  1. Calculate the 15 main effects and interactions and the intercept, using computer software.
  2. Use a Pareto-plot to identify the significant effects. What would be your advice to your colleagues to improve the yield?
  3. Refit the model using only the significant terms identified in the second question.
    • Clearly explain why you don't actually have to recalculate the least squares model parameters.
    • Compute the standard error and confirm that the effects are indeed significant at the 95% level.
  4. Write down the exact settings for A, B, C, and D you would provide to the graduate student running a half-fraction in 8 runs for this system.
  5. Before the half-fraction experiments are run you can calculate which variables will be confounded (aliased) with each other. Report the confounding pattern for these main effects and for these two-factor interactions. Your answer should be in this format:
    • Generator =
    • Defining relationship =
    • Confounding pattern:
      • \(\widehat{\beta}_\mathbf{A} \rightarrow\)
      • \(\widehat{\beta}_\mathbf{B} \rightarrow\)
      • \(\widehat{\beta}_\mathbf{C} \rightarrow\)
      • \(\widehat{\beta}_\mathbf{D} \rightarrow\)
      • \(\widehat{\beta}_\mathbf{AB} \rightarrow\)
      • \(\widehat{\beta}_\mathbf{AC} \rightarrow\)
      • \(\widehat{\beta}_\mathbf{AD} \rightarrow\)
      • \(\widehat{\beta}_\mathbf{BC} \rightarrow\)
      • \(\widehat{\beta}_\mathbf{BD} \rightarrow\)
      • \(\widehat{\beta}_\mathbf{CD} \rightarrow\)
  6. Now use the 8 yield values corresponding to your half fraction, and calculate as many parameters (intercept, main effects, interactions) as you can.
    • Report their numeric values.
    • Compare your parameters from this half-fraction (8 runs) to those from the full factorial (16 runs). Was much lost by running the half fraction?
    • What was the resolution of the half-fraction?
    • What is the projectivity of this half-fraction?

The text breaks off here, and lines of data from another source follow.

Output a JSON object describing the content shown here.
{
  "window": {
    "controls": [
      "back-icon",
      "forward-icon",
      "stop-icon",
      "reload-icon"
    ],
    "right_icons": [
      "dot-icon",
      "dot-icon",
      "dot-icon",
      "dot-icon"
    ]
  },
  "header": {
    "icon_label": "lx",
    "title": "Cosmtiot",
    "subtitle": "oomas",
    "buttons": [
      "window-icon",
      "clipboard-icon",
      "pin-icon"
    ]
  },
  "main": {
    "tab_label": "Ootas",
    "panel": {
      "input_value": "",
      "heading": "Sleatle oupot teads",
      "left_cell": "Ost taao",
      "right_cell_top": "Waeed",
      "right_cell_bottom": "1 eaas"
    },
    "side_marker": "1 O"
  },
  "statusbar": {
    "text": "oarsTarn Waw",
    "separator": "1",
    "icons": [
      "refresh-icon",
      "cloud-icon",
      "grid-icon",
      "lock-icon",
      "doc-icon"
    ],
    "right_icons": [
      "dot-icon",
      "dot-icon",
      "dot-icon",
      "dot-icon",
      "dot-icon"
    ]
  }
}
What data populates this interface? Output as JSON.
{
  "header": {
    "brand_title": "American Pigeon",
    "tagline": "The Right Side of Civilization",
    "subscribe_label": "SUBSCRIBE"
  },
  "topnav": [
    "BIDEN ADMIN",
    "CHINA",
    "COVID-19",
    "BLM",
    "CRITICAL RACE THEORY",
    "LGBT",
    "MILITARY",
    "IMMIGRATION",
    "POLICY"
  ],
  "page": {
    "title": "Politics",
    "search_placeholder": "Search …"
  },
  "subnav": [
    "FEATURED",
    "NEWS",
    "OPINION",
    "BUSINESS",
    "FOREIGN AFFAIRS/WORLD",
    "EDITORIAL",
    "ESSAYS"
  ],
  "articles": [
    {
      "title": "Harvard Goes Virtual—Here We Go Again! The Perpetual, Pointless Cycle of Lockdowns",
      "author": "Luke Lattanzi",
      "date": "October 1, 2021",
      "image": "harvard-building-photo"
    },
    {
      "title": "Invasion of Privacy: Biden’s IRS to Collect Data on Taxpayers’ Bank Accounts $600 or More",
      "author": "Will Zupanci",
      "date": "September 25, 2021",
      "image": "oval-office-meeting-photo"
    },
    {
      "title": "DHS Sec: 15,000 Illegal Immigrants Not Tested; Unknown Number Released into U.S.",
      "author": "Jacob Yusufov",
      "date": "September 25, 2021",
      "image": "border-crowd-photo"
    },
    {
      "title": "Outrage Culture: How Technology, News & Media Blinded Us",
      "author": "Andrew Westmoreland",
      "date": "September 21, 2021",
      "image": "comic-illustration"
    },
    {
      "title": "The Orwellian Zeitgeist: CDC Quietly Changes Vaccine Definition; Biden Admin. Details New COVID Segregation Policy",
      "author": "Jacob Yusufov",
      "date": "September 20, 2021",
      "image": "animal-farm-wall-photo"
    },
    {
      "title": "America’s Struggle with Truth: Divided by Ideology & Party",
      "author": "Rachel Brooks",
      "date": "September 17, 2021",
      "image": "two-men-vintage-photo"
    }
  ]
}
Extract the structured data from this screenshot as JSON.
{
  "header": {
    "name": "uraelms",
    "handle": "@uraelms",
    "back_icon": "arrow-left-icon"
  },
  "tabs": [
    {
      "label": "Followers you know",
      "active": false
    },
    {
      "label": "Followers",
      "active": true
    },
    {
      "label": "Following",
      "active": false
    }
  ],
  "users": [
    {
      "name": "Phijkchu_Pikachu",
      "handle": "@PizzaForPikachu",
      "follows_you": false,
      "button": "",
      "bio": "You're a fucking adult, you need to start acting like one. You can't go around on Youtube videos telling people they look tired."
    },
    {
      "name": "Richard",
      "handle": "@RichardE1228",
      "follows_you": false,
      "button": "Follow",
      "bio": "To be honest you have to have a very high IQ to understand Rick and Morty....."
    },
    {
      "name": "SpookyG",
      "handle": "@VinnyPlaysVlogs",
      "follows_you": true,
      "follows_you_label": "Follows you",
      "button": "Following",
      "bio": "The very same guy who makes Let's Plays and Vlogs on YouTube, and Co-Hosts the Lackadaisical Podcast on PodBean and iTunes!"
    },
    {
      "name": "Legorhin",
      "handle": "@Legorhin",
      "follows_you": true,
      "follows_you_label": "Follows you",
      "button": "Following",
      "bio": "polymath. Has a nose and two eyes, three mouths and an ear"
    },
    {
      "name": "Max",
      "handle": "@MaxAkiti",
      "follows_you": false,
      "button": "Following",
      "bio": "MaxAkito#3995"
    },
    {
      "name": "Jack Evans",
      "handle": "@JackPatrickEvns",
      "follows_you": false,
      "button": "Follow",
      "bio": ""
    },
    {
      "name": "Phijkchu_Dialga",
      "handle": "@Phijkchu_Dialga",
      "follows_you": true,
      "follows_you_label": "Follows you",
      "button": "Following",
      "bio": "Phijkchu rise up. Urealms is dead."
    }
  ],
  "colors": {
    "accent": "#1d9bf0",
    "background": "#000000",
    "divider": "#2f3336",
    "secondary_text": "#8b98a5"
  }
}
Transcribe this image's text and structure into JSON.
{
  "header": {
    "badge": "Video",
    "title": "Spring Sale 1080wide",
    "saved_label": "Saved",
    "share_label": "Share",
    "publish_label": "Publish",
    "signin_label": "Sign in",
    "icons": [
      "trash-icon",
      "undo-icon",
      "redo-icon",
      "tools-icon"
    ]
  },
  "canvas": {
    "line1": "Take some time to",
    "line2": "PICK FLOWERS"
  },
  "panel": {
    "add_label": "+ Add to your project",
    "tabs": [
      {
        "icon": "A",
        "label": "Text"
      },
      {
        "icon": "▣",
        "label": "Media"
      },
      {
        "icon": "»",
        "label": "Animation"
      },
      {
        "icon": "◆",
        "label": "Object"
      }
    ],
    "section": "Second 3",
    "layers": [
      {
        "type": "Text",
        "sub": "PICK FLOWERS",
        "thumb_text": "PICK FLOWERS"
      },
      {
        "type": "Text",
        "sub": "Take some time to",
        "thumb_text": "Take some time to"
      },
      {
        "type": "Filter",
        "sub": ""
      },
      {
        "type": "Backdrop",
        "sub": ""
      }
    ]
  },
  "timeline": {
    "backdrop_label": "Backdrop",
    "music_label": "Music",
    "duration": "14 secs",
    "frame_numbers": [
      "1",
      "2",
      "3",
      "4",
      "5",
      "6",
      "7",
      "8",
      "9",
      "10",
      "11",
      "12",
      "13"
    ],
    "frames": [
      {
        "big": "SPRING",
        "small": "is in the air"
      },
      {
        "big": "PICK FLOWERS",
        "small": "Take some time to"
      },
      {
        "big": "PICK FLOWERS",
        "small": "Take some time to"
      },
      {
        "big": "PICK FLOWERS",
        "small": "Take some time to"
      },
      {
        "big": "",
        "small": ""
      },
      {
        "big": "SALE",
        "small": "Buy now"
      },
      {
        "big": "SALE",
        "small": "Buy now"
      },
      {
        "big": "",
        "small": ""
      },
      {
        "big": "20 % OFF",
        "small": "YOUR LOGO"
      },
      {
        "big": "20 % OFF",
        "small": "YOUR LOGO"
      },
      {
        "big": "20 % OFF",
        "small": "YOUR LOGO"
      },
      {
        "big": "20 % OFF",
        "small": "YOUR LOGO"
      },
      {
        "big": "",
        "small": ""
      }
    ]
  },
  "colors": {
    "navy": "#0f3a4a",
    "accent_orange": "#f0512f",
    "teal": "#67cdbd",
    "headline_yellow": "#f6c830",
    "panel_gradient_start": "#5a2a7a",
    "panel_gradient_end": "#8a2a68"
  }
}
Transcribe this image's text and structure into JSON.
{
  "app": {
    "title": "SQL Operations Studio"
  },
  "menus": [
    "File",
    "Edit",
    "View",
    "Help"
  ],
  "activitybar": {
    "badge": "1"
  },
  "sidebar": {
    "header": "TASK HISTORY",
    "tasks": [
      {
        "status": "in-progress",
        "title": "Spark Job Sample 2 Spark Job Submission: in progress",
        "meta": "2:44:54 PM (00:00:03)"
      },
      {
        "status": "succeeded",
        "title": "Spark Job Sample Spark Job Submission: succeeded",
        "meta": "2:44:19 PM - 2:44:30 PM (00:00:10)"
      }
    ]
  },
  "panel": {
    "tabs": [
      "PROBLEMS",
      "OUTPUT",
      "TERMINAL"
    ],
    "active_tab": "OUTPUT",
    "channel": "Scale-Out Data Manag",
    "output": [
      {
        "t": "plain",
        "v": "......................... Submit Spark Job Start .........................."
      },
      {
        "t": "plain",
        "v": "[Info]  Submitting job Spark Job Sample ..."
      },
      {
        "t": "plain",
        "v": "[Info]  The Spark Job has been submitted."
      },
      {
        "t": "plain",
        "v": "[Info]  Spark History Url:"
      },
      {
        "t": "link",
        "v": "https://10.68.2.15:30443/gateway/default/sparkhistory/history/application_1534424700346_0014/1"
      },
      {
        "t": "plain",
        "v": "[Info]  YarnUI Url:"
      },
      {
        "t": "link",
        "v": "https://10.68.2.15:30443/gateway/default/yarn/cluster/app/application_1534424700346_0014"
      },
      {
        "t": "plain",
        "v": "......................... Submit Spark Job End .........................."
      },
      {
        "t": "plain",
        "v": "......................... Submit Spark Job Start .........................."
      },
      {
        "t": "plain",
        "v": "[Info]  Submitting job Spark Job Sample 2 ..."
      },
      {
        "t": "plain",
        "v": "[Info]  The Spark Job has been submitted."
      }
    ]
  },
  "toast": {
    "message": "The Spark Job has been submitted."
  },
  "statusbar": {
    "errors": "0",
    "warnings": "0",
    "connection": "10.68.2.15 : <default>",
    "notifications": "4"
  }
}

And what does this mean in light of the fact that factor A was shown to be unimportant?

Personal tools